Improving plant breeding productivity

Monday, July 9, 2018


The ‘HELP’ plant breeding strategy for self-pollinating crops is an innovation that ’crosses the best with the best’ and proceeds only with ‘the best,’ allowing crop breeders to identify 3-5 times more high-productivity varieties of cereals, legumes and other important food crops, and improve the overall quality of food crop breeding. The approach can be put into action with minimal new investments – bringing benefits to commercial breeders and smallholder farmers in low-income countries.

A new approach to food crop breeding recently published in the journal, Crop Science, now makes possible more efficient breeding for some two-thirds of the world’s most important food crops. This innovation, focused on self-pollinating crops such as wheat, rice, peas and beans sets out new processes and techniques that crop breeding programs can use to get significant productivity gains compared to their current breeding practices. 

These new research findings synthesize learning from 70 years of crop breeding science and practice to create the improved approach called HELP - Hybrid-Enabled Line Profiling. It brings more superior crop varieties to the world’s population, and has specific benefits for nutrition and food security in low-income countries, for smallholder farmers and their rural communities. 

The HELP concept was developed by plant geneticists, Dr. Ir. Maarten van Ginkel and Prof. Rodomiro Ortiz. They say that it combines existing and recently identified techniques, resulting in a strategy that exceeds existing breeding concepts, bringing the potential to improve the productivity and cost efficiency of all breeding programs for self-pollinating crops. These include widely consumed staples such as wheat, rice, barley, rye, oats, pea, cowpea, common bean, soybean, lentil, chickpea, groundnut, oilseed, and forage crops for animals.

For plant breeders in national and commercial programs, current approaches to improve self-pollinating crops are costly and time-consuming.
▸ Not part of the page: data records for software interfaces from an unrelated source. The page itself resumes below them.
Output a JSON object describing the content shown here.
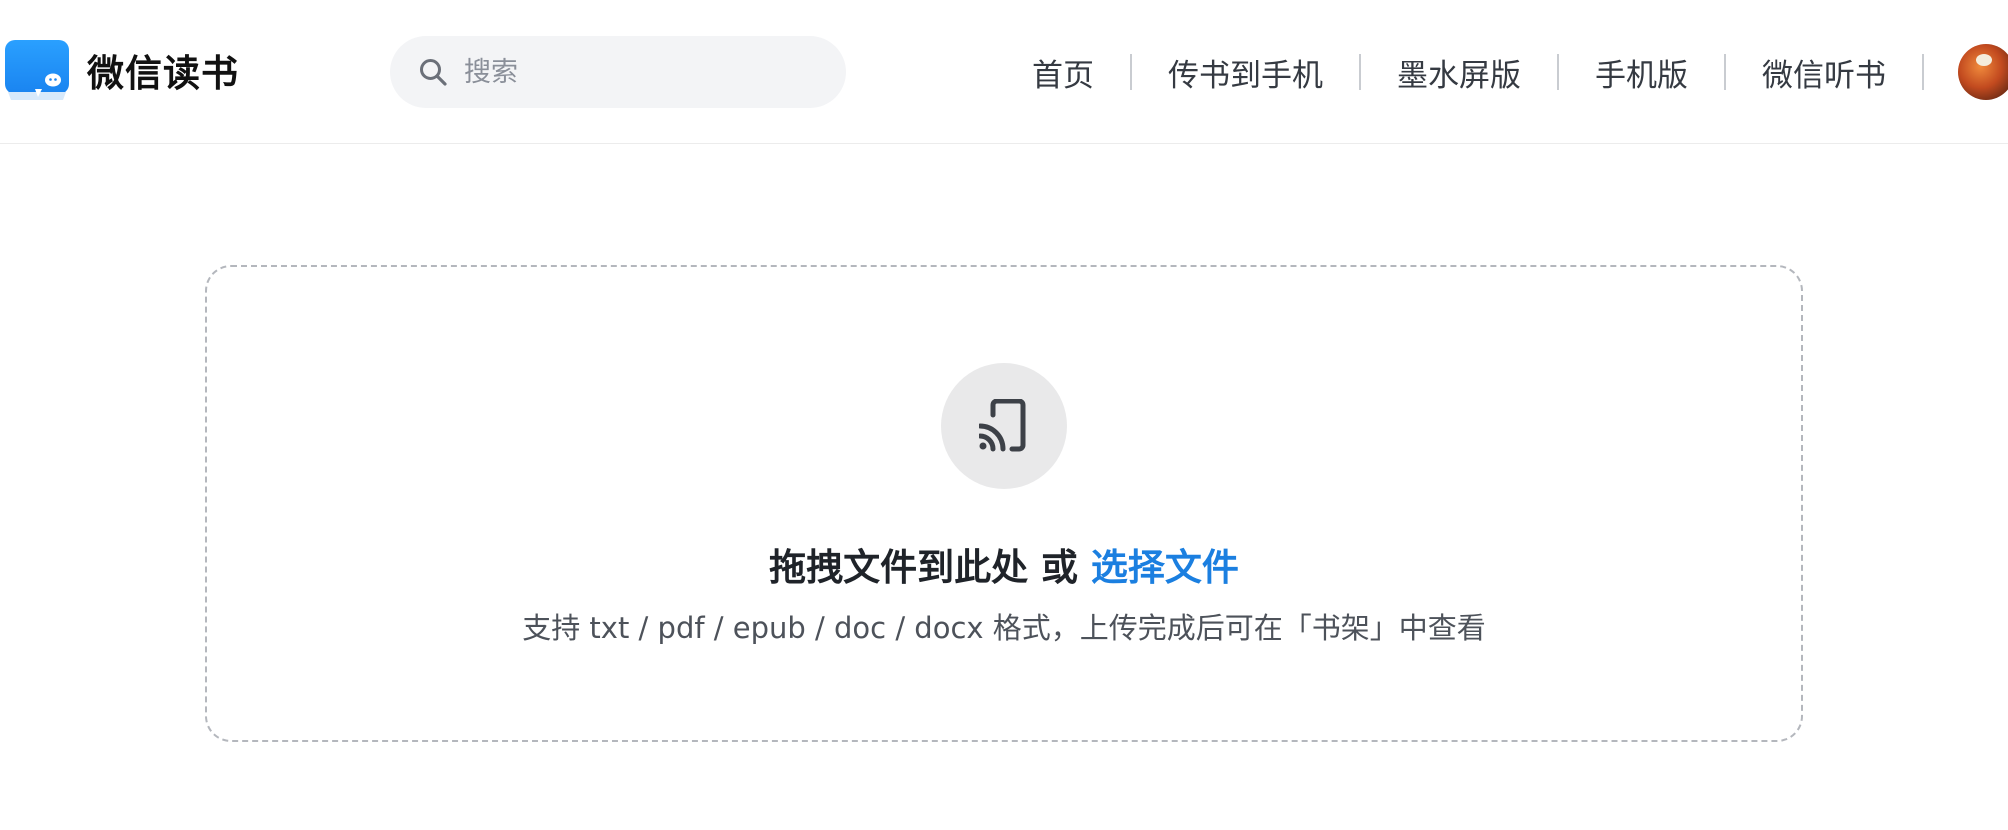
{
  "header": {
    "logo_text": "微信读书",
    "search_placeholder": "搜索",
    "nav": [
      {
        "label": "首页"
      },
      {
        "label": "传书到手机"
      },
      {
        "label": "墨水屏版"
      },
      {
        "label": "手机版"
      },
      {
        "label": "微信听书"
      }
    ]
  },
  "upload": {
    "title": "拖拽文件到此处 或",
    "choose_label": "选择文件",
    "hint": "支持 txt / pdf / epub / doc / docx 格式，上传完成后可在「书架」中查看"
  },
  "colors": {
    "brand_blue": "#1E90FF",
    "link_blue": "#1B7FE0"
  },
  "icons": {
    "search": "search-icon",
    "upload": "cast-to-phone-icon"
  }
}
Typically, hundreds, even thousands, of hybrid plant crosses are needed to produce a better-performing variety of these food crops – a process which can take up to a decade. As a result, improved varieties of these crops are released to market more slowly than for cross-pollinating crops such as maize or canola, whose breeders can produce better performing crop varieties directly with first generation hybrid crosses. 

For low-income countries, the current plant breeding process for self-pollinating crops means that their populations miss out on, or have delayed access to, some of the highest-performing food varieties possible.

HELP innovates by integrating into a new package, a combination of practical techniques that breeders can use to rapidly identify the highest-performing and most robust plants and hybrid crosses for breeding. This includes a process for two-stage research trials in different farming ecosystem types, and rapid seed multiplication for the new crop varieties. HELP’s core principle is to ‘cross the best with the best’ from different robust ‘parents’; to rapidly identify high-performing hybrid crosses, that will then integrate best performance in the next generation of crops.

This approach is especially beneficial for national crop improvement programs in low-income countries, explains van Ginkel: ‘’Using HELP, national programs can focus their breeding activities on only the very best hybrid crosses, to significantly improve crop performance, and do this with minor new investments. This brings huge increases in effectiveness to the breeding pipeline. HELP offers breeding program managers a smart way to adjust their current breeding practices to produce better crop varieties for their farmers. HELP is especially beneficial for farmers and rural communities in the world’s low-income countries.’’

The authors say that with HELP – in the same 5-7 year period that is needed with today’s conventional crop breeding to develop one new variety – 3 to 5 times more high-productivity varieties can be bred and identified for release to farmers. 

HELP also offers a higher-investment-higher-return scenario that delivers even better results using high-precision technologies, such as molecular genetics and high-throughput phenotyping, explains Ortiz. “But an important aspect of HELP’s innovation is how it benefits low-income countries. It can be put in place by any country at today’s cost and infrastructure levels, with minor additional investments,” he says.

The authors encourage countries to put HELP into action alongside current breeding activities, for direct comparison between the two approaches. They call on decision-makers responsible for agriculture, rural development and food security to create the conditions for crop breeders to test HELP in their national programs – by providing guidelines, training and small investment schemes.